How to Build Wooden Deer for Outdoor Decor
One sheet of plywood = two spirited animals for your yard.
Any real-life buck would surely give this faux duo a solid hoof-five, and if you fill your front yard with plywood deer during the winter holiday season, your real-life neighbors will think your DIY skills are pretty rad, too. This outdoor deer/reindeer decor does great things for our curb appeal, and I’m happy that we’ll be able to use for years to come.
There are a few big perks to this project that are worth pointing out:
- The deer themselves are simplified into a construction that fits on a single 4x8 sheet of plywood.
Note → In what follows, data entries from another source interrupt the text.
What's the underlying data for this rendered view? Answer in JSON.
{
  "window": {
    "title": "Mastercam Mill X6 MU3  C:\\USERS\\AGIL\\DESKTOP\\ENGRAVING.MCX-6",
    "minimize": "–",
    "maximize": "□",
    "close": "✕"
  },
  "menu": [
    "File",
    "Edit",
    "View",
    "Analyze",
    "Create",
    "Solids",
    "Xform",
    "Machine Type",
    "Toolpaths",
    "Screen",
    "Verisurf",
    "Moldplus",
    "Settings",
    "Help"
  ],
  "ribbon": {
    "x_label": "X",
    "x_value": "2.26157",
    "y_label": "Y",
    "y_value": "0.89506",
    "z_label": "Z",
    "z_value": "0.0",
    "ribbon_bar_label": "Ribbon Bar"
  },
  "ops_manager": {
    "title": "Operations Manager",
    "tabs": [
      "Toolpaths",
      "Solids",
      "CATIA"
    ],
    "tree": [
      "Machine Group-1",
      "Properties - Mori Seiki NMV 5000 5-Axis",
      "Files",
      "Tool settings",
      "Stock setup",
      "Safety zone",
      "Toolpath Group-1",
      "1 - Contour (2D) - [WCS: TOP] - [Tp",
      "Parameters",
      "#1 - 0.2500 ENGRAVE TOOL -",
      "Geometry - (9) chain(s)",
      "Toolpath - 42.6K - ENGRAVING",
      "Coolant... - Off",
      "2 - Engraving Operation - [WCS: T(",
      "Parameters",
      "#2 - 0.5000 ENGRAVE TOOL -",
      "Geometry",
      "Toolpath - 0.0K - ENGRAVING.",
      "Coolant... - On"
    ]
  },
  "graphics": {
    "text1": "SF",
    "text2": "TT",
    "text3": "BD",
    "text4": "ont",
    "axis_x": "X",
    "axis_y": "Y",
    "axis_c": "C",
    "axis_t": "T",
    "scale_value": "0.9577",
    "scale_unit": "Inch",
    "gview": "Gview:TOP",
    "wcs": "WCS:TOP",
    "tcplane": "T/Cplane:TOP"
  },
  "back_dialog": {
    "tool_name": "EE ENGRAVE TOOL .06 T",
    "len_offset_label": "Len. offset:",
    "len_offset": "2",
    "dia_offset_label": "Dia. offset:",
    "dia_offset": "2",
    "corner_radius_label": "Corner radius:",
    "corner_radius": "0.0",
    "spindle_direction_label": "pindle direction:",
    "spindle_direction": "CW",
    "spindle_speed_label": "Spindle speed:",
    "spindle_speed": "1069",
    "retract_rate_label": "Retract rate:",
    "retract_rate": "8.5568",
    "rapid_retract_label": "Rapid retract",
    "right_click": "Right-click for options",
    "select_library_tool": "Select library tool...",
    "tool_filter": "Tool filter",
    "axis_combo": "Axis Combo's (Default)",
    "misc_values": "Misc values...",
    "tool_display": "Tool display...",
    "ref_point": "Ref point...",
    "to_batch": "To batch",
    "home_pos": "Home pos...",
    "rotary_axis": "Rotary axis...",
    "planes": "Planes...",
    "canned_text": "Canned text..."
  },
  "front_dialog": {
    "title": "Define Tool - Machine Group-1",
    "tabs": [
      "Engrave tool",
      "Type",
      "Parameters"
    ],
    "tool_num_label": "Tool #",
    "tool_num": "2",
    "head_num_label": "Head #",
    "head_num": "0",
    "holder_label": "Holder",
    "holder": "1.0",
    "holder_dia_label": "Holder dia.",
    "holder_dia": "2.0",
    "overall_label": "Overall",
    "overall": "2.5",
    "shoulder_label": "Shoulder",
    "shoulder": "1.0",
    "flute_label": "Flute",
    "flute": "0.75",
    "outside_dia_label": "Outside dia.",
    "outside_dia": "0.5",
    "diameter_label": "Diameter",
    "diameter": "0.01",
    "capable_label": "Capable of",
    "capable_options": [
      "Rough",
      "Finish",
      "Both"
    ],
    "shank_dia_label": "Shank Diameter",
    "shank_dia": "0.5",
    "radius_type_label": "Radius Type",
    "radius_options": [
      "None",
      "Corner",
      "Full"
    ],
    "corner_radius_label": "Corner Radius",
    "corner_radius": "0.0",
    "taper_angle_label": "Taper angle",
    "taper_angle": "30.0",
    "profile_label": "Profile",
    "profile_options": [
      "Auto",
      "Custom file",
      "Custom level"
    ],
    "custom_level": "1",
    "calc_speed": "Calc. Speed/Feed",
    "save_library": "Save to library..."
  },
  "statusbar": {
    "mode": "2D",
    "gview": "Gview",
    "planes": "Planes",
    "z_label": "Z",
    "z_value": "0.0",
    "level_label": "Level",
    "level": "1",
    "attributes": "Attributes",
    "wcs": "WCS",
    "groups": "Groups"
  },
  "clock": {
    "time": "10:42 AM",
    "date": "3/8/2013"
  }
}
- Each deer only demands three cut pieces. Nothing puzzling about it, and not many opportunities for error.
- The joints are as easy to assemble – no hardware, no glues.
- They disassemble easily too, and you’ll be able to store them stacked flat in the off-season.
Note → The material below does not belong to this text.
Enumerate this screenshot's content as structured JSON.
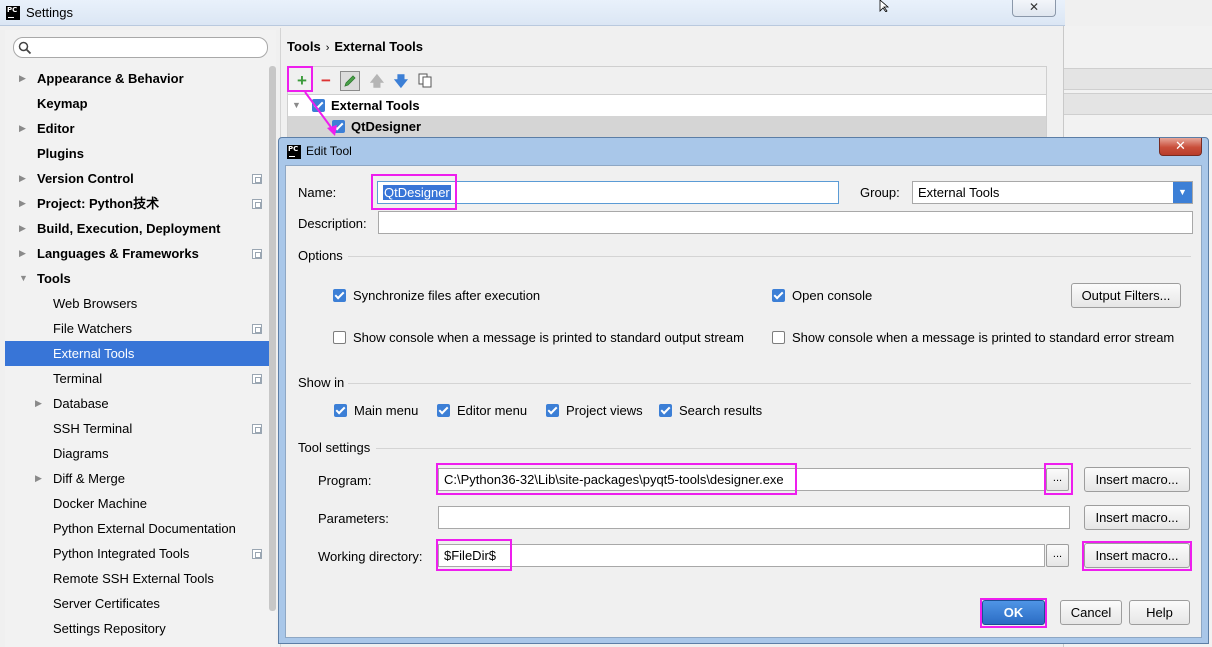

Download this free template to get started and follow the steps below to bring your own outdoor deer to life.
- (1) 3/8" 4' x 8' sheet of plywood
- free template for two deer
- drywall square (or comparable 4’ straight edge)
- utility bucket (12” diameter at opening)
- palm sander
- stain or paint (optional)
Step 1: Transfer the Template Pattern
When you’re at the hardware store you’ll realize how many plywood options there are, so just make sure you select a piece that’s at least 3/8” thick for durability. Stain-grade plywood is optional, especially if you’re going to paint the finished products. Make your pick, bring it home, and lay it flat on the floor or a large work surface.
Refer to the downloaded template. Notice how the template itself is marked off with a six-inch grid.
Use a drywall square to transfer those grid lines to your piece of plywood. Rather than trying to print the template to massive scale, if you can map out the pattern along the grid you will find it surprisingly easy to map out the deer for this project.
The utility bucket plays an essential role too. A one-foot diameter circle can be used for both chest and rear of each deer, as well as the hips and shoulders. It’s important to note that you can modify the curves and leg lines however you wish, but the design shown here will certainly get you started in the right direction. You can roughly sketch where the interlocking joints will fit together, but that is actually better addressed once the deer forms have been cut out.
Step 2: Use a Jigsaw to Cut the Plywood Deer
A simple jigsaw with a fresh blade will tear through the plywood with ease. Follow the lines you’ve cut to reveal six simple shapes – just three are used to build each deer.
Use a scrap piece of plywood and trim it to six-inch length. Six inches is half of the diameter of the 12-inch circles you formed using the bucket, and you’ll use that piece of scrap to align exactly where you want the legs to fit onto the body of each deer. On each leg, use the scrap six-inch plywood to mark from the top of the hips/shoulders to the center of the circle. You will cut that sliver of wood away. Do the same to the body of the deer, cutting from the bottom of the body upwards so that the legs will join the body.
Step 3: Dry Fit the Deer
Do a dry fit to test out how your deer look. No glue required at any point during this project – the body will balance on top of the legs and can be easily disassembled for flat storage in the off-season.
How’s it look? If any of the joints need to be corrected, widened or otherwise tweaked, now’s the time to do it. If you want to modify the shape of the deer in any way, once you see it assembled it’s a lot easier to plan those adjustments. Remember that you can always cut a little more off, so take your time and get it perfect.
Step 4: Sand and Stain (or Paint) the Plywood
Use a palm sander to smooth out all cut edges as well as the flat surfaces of the deer. The sandpaper will not only remove splinters, but it’ll eliminate your pencil lines as well as any manufacturer markings that were sold printed on the plywood product.
Stain and paint are optional. You might really like the look of it natural once you see it, but I took my duo dark brown with a semi-transparent chocolate-brown stain. Note that I didn’t purchase “stain grade” plywood but it still looked really nice. Some transparency was evident, and they'll look fantastic against the snowfall.
If you choose, I added a rounded accent to the tip of the male’s nose. My kids insist on converting him to Rudolph, which is why I included it in the template.
Enjoy the winter season with these friendly deer poised in your yard.